Fallacies as an introduction to critical reasoning
After Election Day in ninth grade, my social studies teacher refused to tell the class who she voted for, stating that she was a private citizen. To me at the time, it felt like a cop-out, like she just didn’t want to have a conversation. Teachers may worry about repercussions from “indoctrinating” students—as well they should—but there’s quite a distance between indoctrination and teaching students how to discuss difficult topics. I would have liked to hear the reasoning behind my teacher’s views, so long as she made the room a safe space for all to express and question their own ideas.
Decades later, I’m convinced that one of school’s most important functions in a democratic society is developing kids’ capacity to participate in discussions where there is not one right answer. After facilitating hundreds of conversations on controversial topics with high school students, I know that it requires patience, practice, and coaching for teachers—but it’s a surefire means for school to feel relevant, bridging the artificial chasm to “the real world.”
How to begin? Sometimes it’s easiest (and most fun) to start with how reasoning can go wrong. As a high school teacher, I liked to use logical fallacies—common patterns in reasoning that are liable to lead to error—to invite students to consider more critically the reason-giving behavior that they encounter (and use) every day. Students quickly realize, for example, that almost everybody began attempting the appeal to popularity (a.k.a. bandwagon) at a very early age: “Mom, all the other kids __________. Why can’t I?” Students would soon begin reporting examples of fallacies they identified in advertising, on the news, and in conversations with friends and family. We would consider what made the reasoning problematic, and whether a stronger case could be made.
In 2012, Australian strategist Jesse Richardson decided to apply his advertising and design skills to this problem, developing an elegant website that presents two dozen common logical fallacies.

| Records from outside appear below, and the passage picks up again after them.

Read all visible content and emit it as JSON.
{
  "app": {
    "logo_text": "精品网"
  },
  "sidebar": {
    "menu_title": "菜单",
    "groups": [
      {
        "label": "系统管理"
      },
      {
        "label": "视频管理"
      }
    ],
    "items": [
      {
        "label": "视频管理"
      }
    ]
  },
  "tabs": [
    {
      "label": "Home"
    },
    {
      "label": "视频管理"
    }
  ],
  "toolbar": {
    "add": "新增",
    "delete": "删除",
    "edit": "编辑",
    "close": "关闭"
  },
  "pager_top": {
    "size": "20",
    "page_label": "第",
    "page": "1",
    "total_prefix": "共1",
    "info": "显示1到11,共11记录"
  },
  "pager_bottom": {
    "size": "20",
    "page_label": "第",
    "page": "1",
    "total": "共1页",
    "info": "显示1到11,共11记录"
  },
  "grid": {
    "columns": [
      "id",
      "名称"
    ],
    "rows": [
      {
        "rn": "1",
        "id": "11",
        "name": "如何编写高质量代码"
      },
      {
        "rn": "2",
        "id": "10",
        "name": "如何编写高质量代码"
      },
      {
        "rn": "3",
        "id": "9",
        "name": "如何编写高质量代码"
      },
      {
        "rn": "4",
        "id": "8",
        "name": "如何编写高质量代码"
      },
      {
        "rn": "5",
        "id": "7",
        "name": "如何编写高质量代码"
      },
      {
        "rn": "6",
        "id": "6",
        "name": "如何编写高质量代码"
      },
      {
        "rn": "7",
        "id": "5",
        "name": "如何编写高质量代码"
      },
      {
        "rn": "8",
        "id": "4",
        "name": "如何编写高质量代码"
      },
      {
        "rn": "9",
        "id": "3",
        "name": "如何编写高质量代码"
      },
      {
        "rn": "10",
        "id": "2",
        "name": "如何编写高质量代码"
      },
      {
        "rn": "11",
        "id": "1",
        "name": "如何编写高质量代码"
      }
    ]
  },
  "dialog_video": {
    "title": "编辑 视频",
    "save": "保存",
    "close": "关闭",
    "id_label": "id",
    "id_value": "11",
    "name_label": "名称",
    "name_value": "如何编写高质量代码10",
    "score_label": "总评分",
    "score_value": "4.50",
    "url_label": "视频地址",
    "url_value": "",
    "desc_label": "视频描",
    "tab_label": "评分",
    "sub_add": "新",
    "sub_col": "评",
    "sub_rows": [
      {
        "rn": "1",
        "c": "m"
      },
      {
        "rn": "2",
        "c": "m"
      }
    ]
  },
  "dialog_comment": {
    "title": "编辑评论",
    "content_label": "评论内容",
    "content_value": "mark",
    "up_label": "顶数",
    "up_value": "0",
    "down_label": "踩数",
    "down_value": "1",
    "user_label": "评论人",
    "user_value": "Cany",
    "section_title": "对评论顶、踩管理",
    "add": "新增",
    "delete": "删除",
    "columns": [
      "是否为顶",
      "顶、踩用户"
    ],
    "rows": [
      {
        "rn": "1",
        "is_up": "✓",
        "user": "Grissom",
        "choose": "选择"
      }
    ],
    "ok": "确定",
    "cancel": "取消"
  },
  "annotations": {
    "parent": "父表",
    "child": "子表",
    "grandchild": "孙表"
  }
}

Each fallacy includes a concise definition and example, and all 24 are available in poster format for free download (or $20 print version). His TEDx talk provides how he came to value this project, and where it’s headed.
Imagine what would be possible if every school provided teachers and students common language to approach critical reasoning …
[Article copyright 2016 by Peter Horn, Ed.D. Image from Bellator Christi WordPress.]